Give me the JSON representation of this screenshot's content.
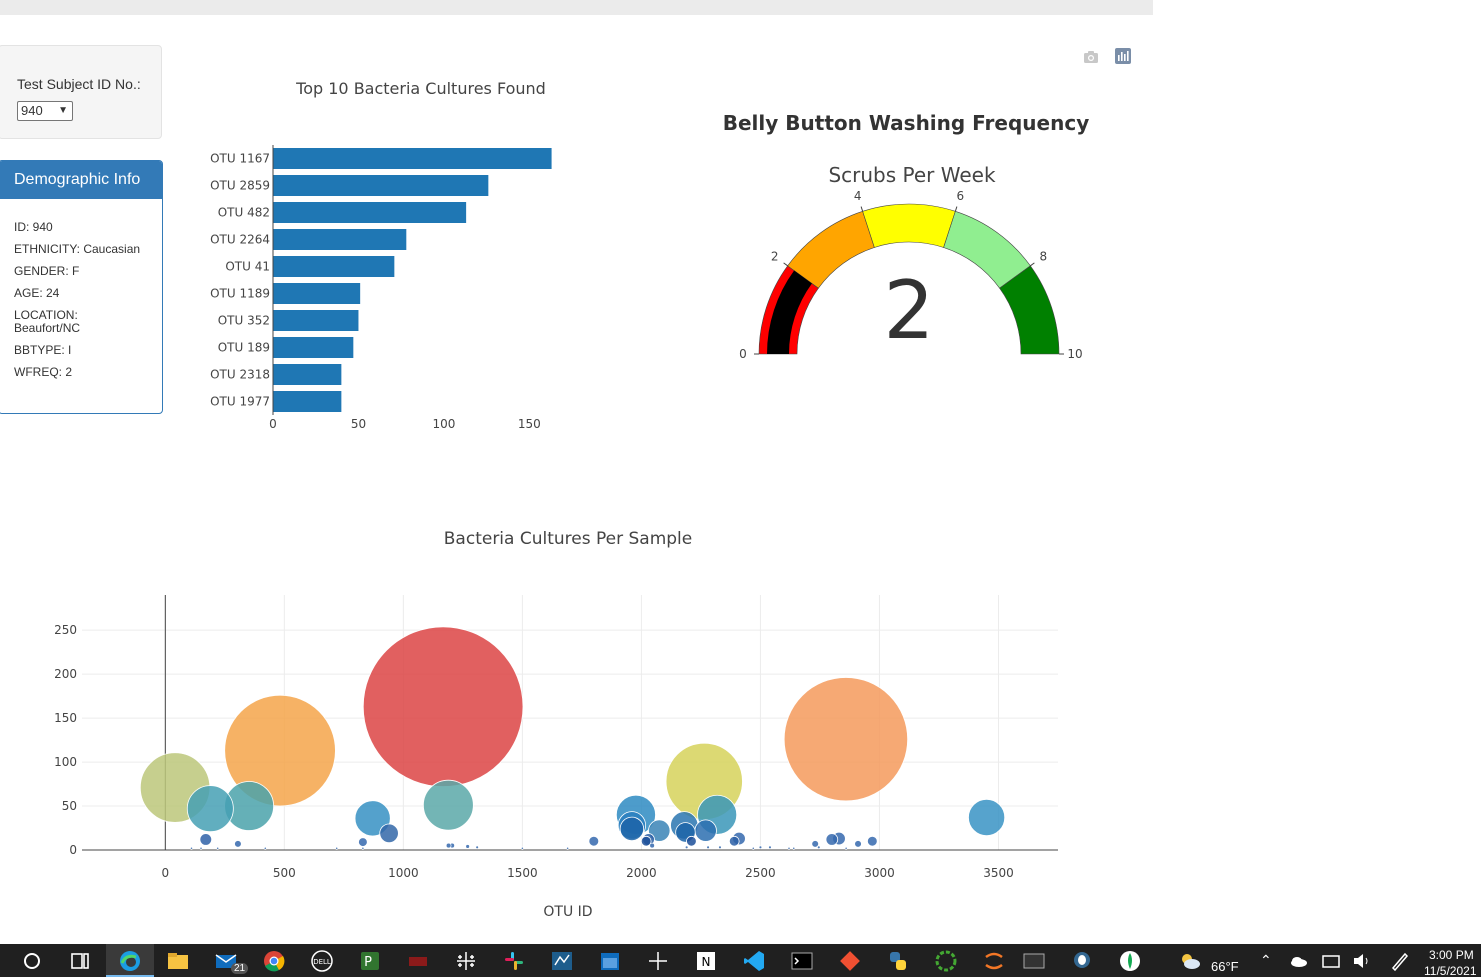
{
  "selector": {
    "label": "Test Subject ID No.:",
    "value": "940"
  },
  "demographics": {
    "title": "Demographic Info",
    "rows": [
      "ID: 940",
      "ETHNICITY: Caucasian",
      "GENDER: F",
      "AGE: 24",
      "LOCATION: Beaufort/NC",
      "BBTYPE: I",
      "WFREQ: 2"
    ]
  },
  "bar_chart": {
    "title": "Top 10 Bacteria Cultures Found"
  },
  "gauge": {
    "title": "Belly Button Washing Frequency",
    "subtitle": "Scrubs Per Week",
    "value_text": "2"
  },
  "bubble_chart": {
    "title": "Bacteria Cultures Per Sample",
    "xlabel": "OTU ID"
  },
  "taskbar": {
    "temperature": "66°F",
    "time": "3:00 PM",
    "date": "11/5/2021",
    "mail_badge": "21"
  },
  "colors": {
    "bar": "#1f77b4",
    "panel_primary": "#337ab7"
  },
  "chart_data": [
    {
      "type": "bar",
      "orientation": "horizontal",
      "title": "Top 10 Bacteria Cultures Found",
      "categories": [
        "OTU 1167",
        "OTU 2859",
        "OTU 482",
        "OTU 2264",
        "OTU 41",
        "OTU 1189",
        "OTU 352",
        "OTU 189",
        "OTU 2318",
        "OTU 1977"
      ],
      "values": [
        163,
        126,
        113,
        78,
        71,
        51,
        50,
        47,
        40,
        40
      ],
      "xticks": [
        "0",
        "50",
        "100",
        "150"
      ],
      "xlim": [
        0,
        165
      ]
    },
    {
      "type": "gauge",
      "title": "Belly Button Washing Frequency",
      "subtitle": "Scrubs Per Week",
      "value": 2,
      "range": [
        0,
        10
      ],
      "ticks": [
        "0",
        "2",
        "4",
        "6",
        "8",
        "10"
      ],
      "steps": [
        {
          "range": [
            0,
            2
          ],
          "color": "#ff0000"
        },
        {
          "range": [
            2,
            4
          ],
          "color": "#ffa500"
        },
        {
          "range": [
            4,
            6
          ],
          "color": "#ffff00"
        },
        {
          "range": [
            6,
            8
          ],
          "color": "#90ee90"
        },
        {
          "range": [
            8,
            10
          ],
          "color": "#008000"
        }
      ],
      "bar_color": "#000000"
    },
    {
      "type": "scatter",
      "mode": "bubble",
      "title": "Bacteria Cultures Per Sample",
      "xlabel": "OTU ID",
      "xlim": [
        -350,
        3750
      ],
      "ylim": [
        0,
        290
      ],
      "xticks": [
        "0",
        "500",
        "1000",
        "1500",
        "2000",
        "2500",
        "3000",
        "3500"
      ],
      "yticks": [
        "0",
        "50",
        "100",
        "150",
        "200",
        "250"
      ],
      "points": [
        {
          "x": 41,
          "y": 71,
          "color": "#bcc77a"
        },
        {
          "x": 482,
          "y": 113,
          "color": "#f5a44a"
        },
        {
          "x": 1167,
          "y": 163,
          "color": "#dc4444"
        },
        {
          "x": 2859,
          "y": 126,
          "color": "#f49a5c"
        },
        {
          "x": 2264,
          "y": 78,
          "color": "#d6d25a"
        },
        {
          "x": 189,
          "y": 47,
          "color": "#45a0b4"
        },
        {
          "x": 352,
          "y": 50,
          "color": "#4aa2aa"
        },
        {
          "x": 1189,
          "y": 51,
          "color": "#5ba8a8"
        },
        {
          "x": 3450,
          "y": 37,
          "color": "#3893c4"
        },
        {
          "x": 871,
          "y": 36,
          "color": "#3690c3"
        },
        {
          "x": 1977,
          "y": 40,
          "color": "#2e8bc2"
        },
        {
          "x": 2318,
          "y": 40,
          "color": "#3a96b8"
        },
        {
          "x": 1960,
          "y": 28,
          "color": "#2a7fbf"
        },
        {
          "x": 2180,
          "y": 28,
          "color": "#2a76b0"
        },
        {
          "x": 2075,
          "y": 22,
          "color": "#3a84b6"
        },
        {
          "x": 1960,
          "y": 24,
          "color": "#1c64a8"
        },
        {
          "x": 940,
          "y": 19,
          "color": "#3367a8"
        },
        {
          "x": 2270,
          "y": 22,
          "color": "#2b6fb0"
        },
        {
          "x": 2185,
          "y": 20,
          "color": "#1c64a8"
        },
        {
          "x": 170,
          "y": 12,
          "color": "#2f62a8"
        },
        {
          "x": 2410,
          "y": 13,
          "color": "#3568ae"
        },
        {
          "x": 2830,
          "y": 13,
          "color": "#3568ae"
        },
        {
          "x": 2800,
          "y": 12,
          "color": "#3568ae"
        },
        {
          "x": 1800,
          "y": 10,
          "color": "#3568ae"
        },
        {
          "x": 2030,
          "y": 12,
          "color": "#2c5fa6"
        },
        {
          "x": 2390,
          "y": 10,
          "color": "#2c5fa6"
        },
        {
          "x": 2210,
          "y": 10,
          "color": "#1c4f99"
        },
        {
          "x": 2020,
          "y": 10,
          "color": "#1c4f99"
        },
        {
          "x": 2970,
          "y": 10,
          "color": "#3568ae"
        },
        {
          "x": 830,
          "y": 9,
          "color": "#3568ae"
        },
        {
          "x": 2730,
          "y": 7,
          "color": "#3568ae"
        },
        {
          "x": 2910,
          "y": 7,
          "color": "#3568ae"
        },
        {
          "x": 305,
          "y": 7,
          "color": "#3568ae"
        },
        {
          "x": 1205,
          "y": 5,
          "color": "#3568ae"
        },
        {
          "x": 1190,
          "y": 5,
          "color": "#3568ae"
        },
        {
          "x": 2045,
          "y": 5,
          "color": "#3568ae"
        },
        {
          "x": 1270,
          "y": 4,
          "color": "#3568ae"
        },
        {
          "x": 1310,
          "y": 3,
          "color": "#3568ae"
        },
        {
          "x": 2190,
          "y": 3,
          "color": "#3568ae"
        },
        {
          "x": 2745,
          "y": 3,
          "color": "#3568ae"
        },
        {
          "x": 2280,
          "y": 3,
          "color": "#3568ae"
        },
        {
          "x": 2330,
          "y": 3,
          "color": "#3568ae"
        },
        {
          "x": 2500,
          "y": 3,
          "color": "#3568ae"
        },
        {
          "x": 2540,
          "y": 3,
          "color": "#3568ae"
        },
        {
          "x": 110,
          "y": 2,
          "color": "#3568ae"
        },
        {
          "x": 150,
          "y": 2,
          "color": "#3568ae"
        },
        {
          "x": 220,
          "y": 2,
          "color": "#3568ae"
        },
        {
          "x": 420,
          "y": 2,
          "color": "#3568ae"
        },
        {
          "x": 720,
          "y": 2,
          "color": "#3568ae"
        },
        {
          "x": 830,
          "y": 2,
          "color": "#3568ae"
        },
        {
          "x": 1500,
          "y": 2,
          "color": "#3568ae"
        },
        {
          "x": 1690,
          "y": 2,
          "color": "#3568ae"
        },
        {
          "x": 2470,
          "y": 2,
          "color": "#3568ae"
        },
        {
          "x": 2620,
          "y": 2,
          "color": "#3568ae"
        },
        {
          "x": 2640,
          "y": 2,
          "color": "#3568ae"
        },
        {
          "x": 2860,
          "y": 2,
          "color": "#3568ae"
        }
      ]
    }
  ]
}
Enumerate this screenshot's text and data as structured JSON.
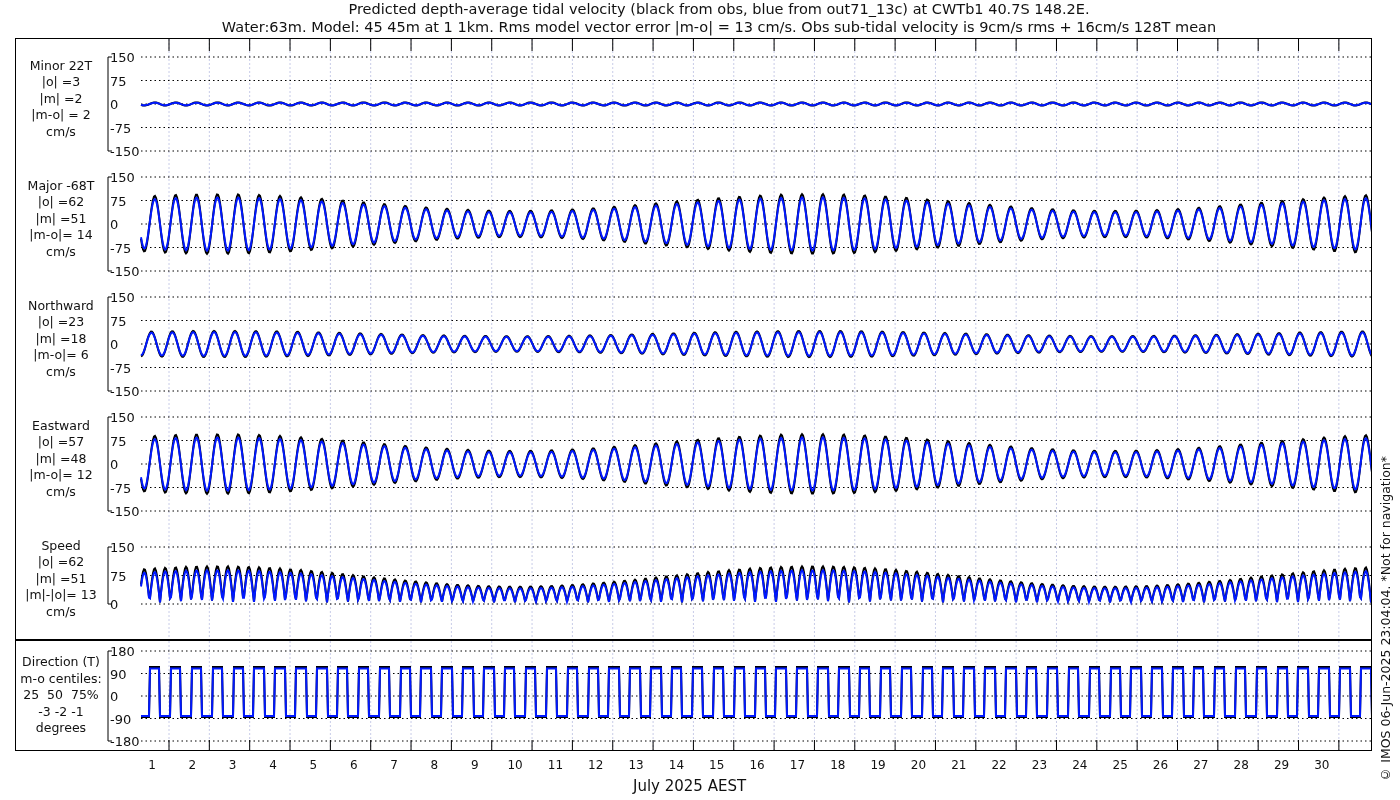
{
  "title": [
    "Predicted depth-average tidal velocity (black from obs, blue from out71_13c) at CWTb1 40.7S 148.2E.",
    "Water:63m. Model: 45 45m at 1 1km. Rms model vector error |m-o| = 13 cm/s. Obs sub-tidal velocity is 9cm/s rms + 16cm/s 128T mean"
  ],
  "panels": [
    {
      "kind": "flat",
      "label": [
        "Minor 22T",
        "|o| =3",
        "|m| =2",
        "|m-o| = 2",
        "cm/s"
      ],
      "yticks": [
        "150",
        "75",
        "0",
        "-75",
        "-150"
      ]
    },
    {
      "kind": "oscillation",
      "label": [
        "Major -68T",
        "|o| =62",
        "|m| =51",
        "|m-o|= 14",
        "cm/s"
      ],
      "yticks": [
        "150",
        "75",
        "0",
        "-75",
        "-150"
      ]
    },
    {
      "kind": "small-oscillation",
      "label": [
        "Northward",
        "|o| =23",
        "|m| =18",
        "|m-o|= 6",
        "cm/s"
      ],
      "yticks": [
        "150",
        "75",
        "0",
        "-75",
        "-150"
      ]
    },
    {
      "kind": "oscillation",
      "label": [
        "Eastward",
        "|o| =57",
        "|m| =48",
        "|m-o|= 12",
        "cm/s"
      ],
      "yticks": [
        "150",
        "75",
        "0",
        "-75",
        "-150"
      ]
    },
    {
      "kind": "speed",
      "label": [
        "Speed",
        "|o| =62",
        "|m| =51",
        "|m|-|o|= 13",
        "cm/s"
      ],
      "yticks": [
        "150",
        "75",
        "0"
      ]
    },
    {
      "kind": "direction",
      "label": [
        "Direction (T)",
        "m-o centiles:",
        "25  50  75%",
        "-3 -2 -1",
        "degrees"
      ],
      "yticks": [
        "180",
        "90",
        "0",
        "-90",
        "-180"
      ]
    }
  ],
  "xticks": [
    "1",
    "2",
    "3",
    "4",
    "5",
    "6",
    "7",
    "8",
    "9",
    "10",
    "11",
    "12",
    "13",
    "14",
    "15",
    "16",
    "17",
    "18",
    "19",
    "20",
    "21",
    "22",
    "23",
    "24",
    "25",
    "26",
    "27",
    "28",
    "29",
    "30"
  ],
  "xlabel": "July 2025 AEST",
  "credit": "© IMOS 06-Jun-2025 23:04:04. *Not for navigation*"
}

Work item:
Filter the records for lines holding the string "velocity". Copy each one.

Response to this task:
    "Predicted depth-average tidal velocity (black from obs, blue from out71_13c) at CWTb1 40.7S 148.2E.",
    "Water:63m. Model: 45 45m at 1 1km. Rms model vector error |m-o| = 13 cm/s. Obs sub-tidal velocity is 9cm/s rms + 16cm/s 128T mean"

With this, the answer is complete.